This post was co-written by Georgeanne Usova, ACLU Washington Legislative Office
Last week, Terri Kelly testified before the House Democratic Steering and Policy Committee about pay discrimination. In her nine year career as a pharmaceutical sales rep, Kelly was extremely successful—one of the best-performing reps in the nation. But despite all her hard work, she knew that she was being paid far less than another employee hired around the same time and in the same position: her husband. Because her employer had a policy in place prohibiting employees from either asking about or sharing information about their wages, Kelly was only able to find out that she was being discriminated against because she happened to be married to her coworker.
Terri Kelly’s situation is unique, but the pay secrecy policy enforced at her workplace is not. According to the Institute for Women’s Policy Research, nearly half of American workplaces either discourage or specifically prohibit employees from discussing pay practices. That’s one of the biggest challenges in fighting pay discrimination. For most women, it’s nearly impossible to find out whether discrimination is occurring.
Imagine the Catch 22 women are in. Workers often remain in the dark because of these prohibitions. So if you are already worried about possible discrimination in your paycheck, you have to risk getting no paycheck - in other words, you have to risk getting fired - if you want to try and do something about it.
Stories like Kelly’s have spurred growing concern in both chambers about women’s economic security. Last month, members of the Senate held a press conference to address the critical issue of equal pay, and now the Senate is moving quickly to pass the Paycheck Fairness Act, which is scheduled for a cloture vote on the Senate floor tomorrow.

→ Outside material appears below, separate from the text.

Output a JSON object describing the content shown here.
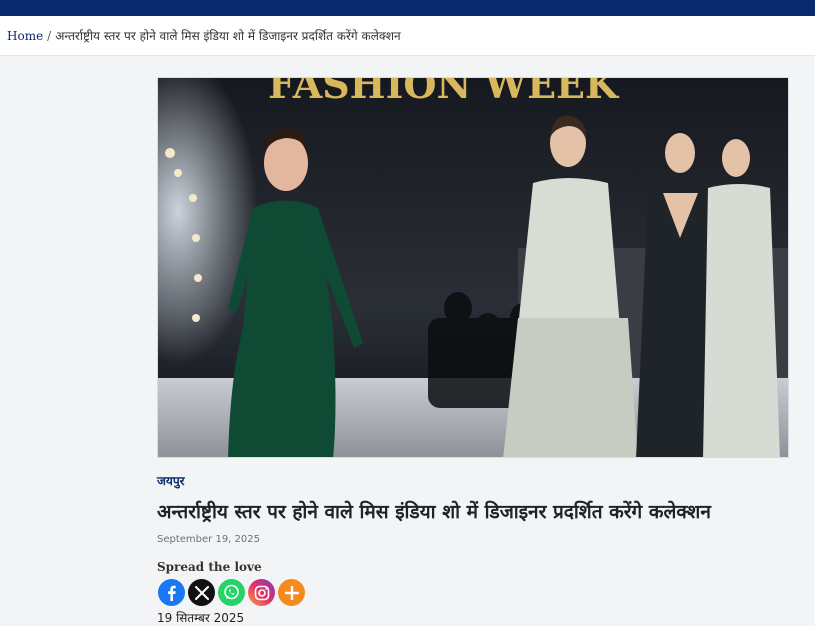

The Paycheck Fairness Act would put an end to pay secrecy policies like the one Kelly faced, by prohibiting retaliation against employees who inquire about their employers' wage practices or disclose their own pay to colleagues. It would also make a number of other long-needed reforms to the Equal Pay Act to close loopholes that have made the law less effective over time, such as requiring employers to demonstrate that disparities in pay between men and women working the same job result from factors other than sex, and strengthening penalties for equal pay violations.
And there’s no question that it’s the Paycheck Fairness Act is needed. Nearly 50 years after passage of the Equal Pay Act of 1963, women still make only 77 cents for every dollar earned by men. The disparity is even greater for women of color. Over time, those lost cents on the dollar add up to serious money: for Kelly, the gap between her salary and her husband’s salary added up to a loss of $65,000 in income over the course of nine years.
The legislation passed the House of Representatives with overwhelming bipartisan support in 2009, but fell just two votes short of moving forward in the Senate in 2010, in spite of majority support from Senators. In 2012, it’s time for the Senate to finally seize the opportunity to pass this historic bill to help ensure economic security for millions of American families who simply can’t wait any longer to take home the pay they have rightfully earned.